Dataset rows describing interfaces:
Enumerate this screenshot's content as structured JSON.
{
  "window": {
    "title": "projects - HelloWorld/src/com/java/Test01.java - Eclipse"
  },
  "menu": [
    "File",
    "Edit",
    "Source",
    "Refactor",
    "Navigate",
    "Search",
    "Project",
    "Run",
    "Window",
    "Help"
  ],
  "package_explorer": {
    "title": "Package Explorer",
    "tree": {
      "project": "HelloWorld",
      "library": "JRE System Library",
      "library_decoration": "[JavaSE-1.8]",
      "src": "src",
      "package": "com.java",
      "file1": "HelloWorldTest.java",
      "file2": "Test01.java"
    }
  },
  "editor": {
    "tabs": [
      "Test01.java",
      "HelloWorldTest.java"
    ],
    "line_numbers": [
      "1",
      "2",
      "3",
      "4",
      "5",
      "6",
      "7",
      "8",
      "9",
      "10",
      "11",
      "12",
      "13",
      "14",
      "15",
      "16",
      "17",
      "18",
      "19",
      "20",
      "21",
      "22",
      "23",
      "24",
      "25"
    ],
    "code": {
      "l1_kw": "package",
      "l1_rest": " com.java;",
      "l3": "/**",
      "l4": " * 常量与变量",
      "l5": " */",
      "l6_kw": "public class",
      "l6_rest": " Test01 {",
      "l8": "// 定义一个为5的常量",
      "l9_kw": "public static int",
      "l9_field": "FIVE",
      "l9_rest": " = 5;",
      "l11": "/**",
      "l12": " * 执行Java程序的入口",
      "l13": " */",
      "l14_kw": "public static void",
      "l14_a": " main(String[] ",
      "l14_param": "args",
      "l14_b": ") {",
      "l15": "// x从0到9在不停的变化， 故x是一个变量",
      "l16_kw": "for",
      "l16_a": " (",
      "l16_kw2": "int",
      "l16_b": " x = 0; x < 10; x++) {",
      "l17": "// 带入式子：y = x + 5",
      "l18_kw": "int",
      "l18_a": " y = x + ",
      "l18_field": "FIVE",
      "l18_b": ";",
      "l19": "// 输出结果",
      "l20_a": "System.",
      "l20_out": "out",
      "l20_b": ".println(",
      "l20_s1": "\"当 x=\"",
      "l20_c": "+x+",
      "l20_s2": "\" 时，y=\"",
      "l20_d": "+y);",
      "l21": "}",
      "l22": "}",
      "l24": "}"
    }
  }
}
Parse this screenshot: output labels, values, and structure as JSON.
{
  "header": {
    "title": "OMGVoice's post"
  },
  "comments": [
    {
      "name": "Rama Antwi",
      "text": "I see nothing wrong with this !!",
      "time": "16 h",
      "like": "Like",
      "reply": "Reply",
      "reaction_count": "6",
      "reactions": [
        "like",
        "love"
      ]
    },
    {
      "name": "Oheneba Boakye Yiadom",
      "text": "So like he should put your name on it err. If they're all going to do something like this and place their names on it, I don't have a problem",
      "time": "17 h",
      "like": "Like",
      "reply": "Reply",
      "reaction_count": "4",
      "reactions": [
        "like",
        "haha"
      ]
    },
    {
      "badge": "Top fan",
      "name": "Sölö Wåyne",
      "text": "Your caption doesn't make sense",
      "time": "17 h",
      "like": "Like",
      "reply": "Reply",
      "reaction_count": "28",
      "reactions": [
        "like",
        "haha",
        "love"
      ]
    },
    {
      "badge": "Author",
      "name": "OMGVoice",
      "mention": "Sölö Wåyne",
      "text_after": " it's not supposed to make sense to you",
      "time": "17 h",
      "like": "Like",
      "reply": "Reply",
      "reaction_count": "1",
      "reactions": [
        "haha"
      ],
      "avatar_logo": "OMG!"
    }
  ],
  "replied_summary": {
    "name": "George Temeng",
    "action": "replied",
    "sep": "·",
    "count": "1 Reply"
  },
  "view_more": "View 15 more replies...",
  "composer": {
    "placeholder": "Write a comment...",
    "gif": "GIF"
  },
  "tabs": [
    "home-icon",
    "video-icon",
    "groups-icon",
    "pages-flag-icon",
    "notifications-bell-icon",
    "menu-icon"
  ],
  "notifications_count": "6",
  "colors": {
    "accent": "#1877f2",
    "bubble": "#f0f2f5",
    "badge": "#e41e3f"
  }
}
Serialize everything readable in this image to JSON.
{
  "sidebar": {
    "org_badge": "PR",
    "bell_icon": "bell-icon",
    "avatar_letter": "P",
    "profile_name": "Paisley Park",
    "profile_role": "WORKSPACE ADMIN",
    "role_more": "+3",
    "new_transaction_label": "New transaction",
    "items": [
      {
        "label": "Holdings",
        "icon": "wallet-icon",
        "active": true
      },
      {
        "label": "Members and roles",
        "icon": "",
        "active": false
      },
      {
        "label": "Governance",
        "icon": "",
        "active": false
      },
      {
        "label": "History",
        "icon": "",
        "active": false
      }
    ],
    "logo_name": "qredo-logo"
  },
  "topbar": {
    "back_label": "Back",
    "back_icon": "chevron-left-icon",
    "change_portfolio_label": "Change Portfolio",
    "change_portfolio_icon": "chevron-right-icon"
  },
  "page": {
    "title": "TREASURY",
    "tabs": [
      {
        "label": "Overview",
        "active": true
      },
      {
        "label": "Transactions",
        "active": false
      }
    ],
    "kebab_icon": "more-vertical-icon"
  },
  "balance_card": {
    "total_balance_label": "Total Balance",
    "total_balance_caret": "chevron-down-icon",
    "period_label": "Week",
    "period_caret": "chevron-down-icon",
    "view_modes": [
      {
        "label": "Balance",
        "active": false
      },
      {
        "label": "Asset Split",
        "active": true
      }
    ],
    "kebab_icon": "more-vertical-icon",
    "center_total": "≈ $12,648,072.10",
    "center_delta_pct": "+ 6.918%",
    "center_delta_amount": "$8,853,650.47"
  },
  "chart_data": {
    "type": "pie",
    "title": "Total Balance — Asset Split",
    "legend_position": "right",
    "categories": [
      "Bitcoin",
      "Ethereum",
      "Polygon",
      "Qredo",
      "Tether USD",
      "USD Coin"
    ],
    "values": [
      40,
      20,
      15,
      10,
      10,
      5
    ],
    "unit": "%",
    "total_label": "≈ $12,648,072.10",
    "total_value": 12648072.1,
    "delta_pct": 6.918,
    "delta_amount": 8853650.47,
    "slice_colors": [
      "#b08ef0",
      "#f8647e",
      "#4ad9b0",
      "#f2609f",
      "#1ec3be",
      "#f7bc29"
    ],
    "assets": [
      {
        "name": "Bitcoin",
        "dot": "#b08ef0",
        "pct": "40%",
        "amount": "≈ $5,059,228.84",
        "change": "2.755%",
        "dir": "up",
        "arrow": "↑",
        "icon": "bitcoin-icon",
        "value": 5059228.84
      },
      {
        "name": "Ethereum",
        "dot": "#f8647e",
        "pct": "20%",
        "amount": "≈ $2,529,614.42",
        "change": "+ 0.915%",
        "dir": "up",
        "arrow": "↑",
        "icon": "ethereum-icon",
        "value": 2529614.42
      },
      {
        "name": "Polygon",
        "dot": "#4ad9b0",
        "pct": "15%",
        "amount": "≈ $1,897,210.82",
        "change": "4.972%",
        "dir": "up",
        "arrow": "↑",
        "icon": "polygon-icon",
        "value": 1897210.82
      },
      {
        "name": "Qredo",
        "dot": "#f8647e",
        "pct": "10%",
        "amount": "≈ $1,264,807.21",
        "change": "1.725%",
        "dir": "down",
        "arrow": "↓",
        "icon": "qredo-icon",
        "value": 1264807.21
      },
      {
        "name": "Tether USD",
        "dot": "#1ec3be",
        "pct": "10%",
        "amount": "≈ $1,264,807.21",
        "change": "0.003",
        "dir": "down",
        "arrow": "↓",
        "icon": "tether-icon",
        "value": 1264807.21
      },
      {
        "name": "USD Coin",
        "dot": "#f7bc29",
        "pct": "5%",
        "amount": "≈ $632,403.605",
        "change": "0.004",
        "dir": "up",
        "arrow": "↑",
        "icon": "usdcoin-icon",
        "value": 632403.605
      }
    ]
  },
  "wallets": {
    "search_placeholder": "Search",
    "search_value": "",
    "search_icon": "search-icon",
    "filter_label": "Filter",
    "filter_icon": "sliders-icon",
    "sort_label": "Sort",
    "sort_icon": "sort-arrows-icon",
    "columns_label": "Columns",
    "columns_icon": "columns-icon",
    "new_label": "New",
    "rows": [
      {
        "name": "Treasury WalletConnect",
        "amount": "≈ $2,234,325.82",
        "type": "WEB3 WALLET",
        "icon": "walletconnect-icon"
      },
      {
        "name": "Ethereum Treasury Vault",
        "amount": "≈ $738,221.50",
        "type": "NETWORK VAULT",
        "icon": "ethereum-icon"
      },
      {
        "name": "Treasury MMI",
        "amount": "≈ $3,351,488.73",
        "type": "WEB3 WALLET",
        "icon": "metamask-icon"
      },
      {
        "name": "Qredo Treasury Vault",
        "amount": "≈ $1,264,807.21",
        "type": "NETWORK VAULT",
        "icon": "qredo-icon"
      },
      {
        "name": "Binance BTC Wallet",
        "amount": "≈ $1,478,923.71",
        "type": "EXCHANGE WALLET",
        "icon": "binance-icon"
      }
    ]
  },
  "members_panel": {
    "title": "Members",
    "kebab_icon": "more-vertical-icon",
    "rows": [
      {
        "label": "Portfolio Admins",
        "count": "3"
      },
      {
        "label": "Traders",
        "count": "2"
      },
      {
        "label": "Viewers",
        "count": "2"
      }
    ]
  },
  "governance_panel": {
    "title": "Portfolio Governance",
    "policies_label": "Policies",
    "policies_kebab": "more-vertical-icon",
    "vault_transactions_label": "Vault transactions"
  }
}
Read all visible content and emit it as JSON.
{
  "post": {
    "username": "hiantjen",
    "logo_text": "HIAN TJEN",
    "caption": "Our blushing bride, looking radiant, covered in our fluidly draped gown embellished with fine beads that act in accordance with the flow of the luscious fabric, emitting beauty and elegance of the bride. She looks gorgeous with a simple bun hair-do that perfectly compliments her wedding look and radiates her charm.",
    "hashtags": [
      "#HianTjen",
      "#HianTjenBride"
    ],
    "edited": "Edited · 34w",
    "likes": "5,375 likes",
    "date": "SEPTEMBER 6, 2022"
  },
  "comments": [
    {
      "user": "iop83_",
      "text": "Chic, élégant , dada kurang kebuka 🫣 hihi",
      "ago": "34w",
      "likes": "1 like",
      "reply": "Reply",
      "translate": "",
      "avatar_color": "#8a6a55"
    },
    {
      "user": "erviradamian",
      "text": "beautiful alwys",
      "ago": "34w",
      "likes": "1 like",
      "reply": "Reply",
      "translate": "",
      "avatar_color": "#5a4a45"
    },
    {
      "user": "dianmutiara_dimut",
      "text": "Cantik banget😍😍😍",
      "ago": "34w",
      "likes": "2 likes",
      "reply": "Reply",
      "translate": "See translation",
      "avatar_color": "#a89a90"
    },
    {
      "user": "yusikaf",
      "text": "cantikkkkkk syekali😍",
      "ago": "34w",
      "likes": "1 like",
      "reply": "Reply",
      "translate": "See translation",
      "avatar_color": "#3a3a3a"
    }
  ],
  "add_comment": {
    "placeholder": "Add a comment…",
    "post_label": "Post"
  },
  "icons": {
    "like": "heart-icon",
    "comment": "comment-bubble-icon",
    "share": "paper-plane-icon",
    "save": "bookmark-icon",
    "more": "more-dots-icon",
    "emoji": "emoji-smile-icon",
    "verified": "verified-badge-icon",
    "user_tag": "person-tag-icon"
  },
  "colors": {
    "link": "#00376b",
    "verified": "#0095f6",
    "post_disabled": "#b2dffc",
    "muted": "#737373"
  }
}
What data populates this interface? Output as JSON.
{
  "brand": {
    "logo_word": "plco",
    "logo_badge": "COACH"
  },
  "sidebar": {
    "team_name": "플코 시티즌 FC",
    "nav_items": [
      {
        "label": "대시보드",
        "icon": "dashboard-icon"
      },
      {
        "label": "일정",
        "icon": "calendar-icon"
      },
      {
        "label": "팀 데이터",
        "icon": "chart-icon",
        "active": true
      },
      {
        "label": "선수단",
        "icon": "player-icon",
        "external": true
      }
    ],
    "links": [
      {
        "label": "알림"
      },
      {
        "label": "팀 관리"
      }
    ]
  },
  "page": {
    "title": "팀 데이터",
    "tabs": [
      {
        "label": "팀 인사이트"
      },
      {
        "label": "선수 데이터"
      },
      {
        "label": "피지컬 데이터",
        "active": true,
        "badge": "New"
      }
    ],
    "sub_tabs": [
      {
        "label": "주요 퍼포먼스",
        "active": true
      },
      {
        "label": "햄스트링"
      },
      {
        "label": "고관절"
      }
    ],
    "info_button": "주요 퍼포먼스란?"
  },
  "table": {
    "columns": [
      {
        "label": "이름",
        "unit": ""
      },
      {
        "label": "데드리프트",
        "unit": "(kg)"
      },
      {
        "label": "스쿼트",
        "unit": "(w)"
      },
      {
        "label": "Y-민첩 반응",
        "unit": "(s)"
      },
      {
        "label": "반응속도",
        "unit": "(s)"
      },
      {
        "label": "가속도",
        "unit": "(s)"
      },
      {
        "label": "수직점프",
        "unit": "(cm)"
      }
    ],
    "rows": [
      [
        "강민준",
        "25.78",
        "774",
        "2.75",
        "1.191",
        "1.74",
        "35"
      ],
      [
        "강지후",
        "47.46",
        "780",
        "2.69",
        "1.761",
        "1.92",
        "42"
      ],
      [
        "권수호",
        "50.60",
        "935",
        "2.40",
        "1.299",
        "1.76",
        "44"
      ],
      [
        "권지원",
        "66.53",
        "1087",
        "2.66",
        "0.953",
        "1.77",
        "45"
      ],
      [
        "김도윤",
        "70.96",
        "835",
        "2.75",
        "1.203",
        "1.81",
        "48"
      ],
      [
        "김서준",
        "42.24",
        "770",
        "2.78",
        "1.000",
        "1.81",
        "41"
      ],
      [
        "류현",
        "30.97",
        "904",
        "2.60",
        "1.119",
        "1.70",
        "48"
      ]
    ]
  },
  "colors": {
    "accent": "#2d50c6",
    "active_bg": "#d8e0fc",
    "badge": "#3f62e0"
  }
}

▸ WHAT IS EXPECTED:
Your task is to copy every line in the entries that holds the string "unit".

▸ SOLUTION TO THIS EXERCISE:
    "unit": "%",
        "unit": ""
        "unit": "(kg)"
        "unit": "(w)"
        "unit": "(s)"
        "unit": "(s)"
        "unit": "(s)"
        "unit": "(cm)"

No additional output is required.